▸ Activity
From the records below, copy each line that has the word "streak" in it.

▸ Raw data

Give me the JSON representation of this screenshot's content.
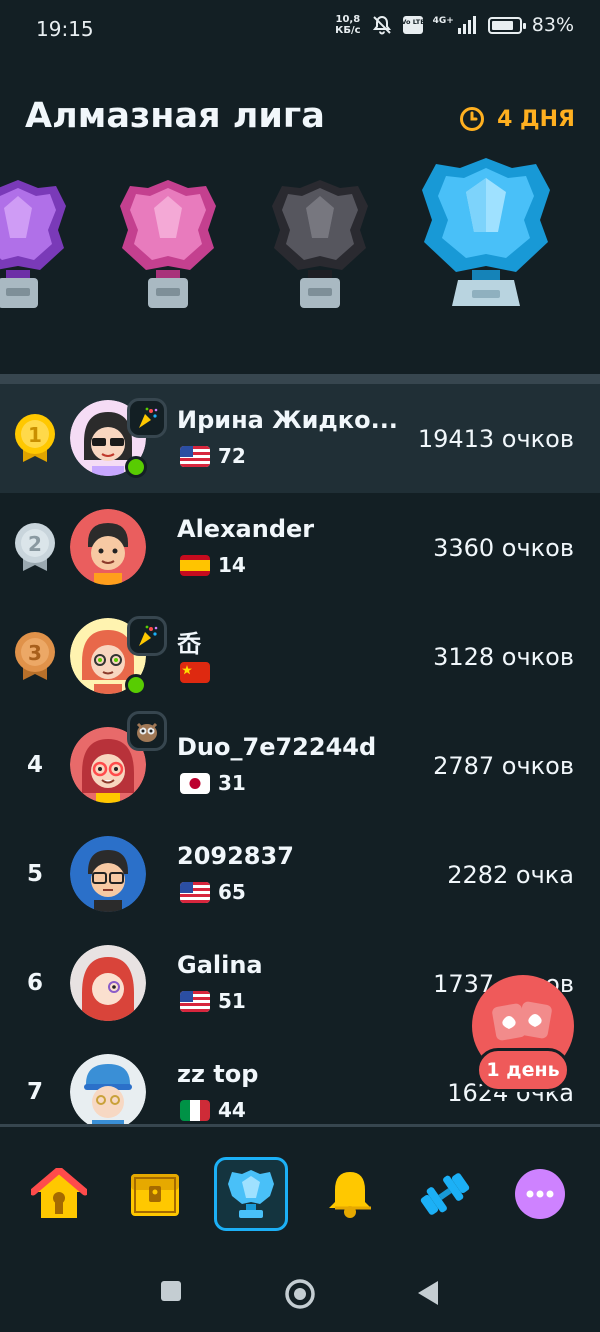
{
  "status": {
    "time": "19:15",
    "speed_value": "10,8",
    "speed_unit": "КБ/с",
    "network_label": "4G+",
    "volte_label": "Vo LTE",
    "battery_text": "83%",
    "battery_level": 0.83
  },
  "header": {
    "league_title": "Алмазная лига",
    "timer_label": "4 ДНЯ"
  },
  "leaderboard": [
    {
      "rank": "1",
      "name": "Ирина Жидко...",
      "country": "us",
      "streak": "72",
      "xp": "19413 очков",
      "highlight": true
    },
    {
      "rank": "2",
      "name": "Alexander",
      "country": "es",
      "streak": "14",
      "xp": "3360 очков"
    },
    {
      "rank": "3",
      "name": "岙",
      "country": "cn",
      "streak": "",
      "xp": "3128 очков"
    },
    {
      "rank": "4",
      "name": "Duo_7e72244d",
      "country": "jp",
      "streak": "31",
      "xp": "2787 очков"
    },
    {
      "rank": "5",
      "name": "2092837",
      "country": "us",
      "streak": "65",
      "xp": "2282 очка"
    },
    {
      "rank": "6",
      "name": "Galina",
      "country": "us",
      "streak": "51",
      "xp": "1737 очков"
    },
    {
      "rank": "7",
      "name": "zz top",
      "country": "it",
      "streak": "44",
      "xp": "1624 очка"
    }
  ],
  "floating_badge": {
    "label": "1 день"
  },
  "tabs": [
    {
      "name": "home",
      "icon": "house-icon"
    },
    {
      "name": "chest",
      "icon": "chest-icon"
    },
    {
      "name": "leagues",
      "icon": "trophy-icon",
      "active": true
    },
    {
      "name": "notifications",
      "icon": "bell-icon"
    },
    {
      "name": "practice",
      "icon": "dumbbell-icon"
    },
    {
      "name": "more",
      "icon": "more-icon"
    }
  ],
  "colors": {
    "background": "#131f24",
    "highlight_row": "#202f36",
    "accent_blue": "#1cb0f6",
    "timer_orange": "#ffb020",
    "online_green": "#58cc02",
    "floater_red": "#ef5a5a"
  }
}
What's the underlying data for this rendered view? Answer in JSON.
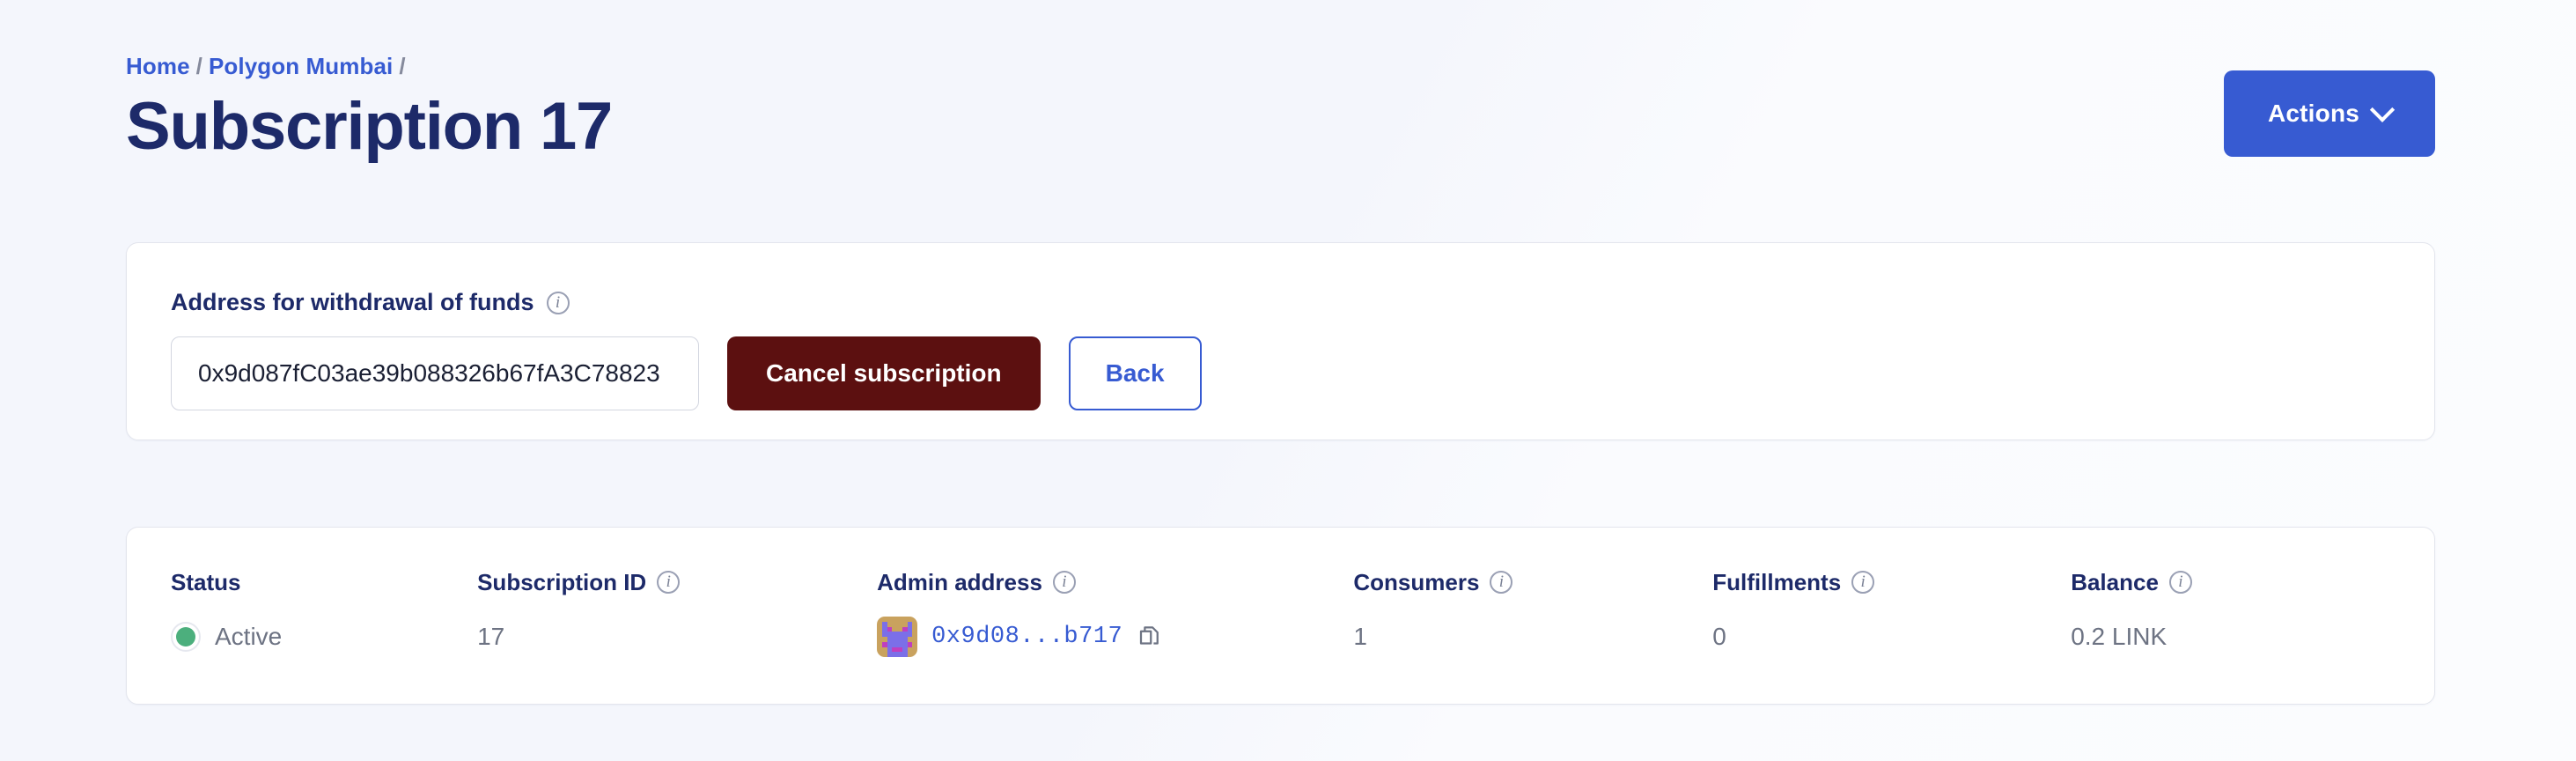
{
  "header": {
    "breadcrumb": [
      {
        "label": "Home",
        "type": "link"
      },
      {
        "label": "/",
        "type": "separator"
      },
      {
        "label": "Polygon Mumbai",
        "type": "link"
      },
      {
        "label": "/",
        "type": "separator"
      }
    ],
    "title": "Subscription 17",
    "actions_label": "Actions",
    "actions_icon": "chevron-down-icon",
    "accent_color": "#375bd2",
    "title_color": "#1d2a69"
  },
  "withdrawal_card": {
    "label": "Address for withdrawal of funds",
    "label_info_icon": "info-icon",
    "address_value": "0x9d087fC03ae39b088326b67fA3C78823",
    "address_placeholder": "Address for withdrawal of funds",
    "cancel_label": "Cancel subscription",
    "cancel_color": "#5c1010",
    "back_label": "Back"
  },
  "stats": {
    "columns": [
      {
        "header": "Status",
        "has_info_icon": false,
        "value": "Active",
        "kind": "status",
        "dot_color": "#4caf7d"
      },
      {
        "header": "Subscription ID",
        "has_info_icon": true,
        "value": "17",
        "kind": "text"
      },
      {
        "header": "Admin address",
        "has_info_icon": true,
        "value": "0x9d08...b717",
        "kind": "address",
        "avatar_icon": "blockie-avatar",
        "copy_icon": "copy-icon"
      },
      {
        "header": "Consumers",
        "has_info_icon": true,
        "value": "1",
        "kind": "text"
      },
      {
        "header": "Fulfillments",
        "has_info_icon": true,
        "value": "0",
        "kind": "text"
      },
      {
        "header": "Balance",
        "has_info_icon": true,
        "value": "0.2 LINK",
        "kind": "text"
      }
    ]
  },
  "blockie": {
    "bg": "#c9a25e",
    "fg": "#7b6fe8",
    "spot": "#bf3fbf",
    "grid": [
      [
        0,
        0,
        0,
        0,
        0,
        0,
        0,
        0
      ],
      [
        0,
        1,
        0,
        0,
        0,
        0,
        1,
        0
      ],
      [
        0,
        1,
        2,
        0,
        0,
        2,
        1,
        0
      ],
      [
        0,
        1,
        1,
        1,
        1,
        1,
        1,
        0
      ],
      [
        0,
        0,
        1,
        1,
        1,
        1,
        0,
        0
      ],
      [
        0,
        2,
        1,
        1,
        1,
        1,
        2,
        0
      ],
      [
        0,
        0,
        1,
        2,
        2,
        1,
        0,
        0
      ],
      [
        0,
        0,
        1,
        1,
        1,
        1,
        0,
        0
      ]
    ]
  }
}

▸ Task answer
      "streak": "72",
      "streak": "14",
      "streak": "",
      "streak": "31",
      "streak": "65",
      "streak": "51",
      "streak": "44",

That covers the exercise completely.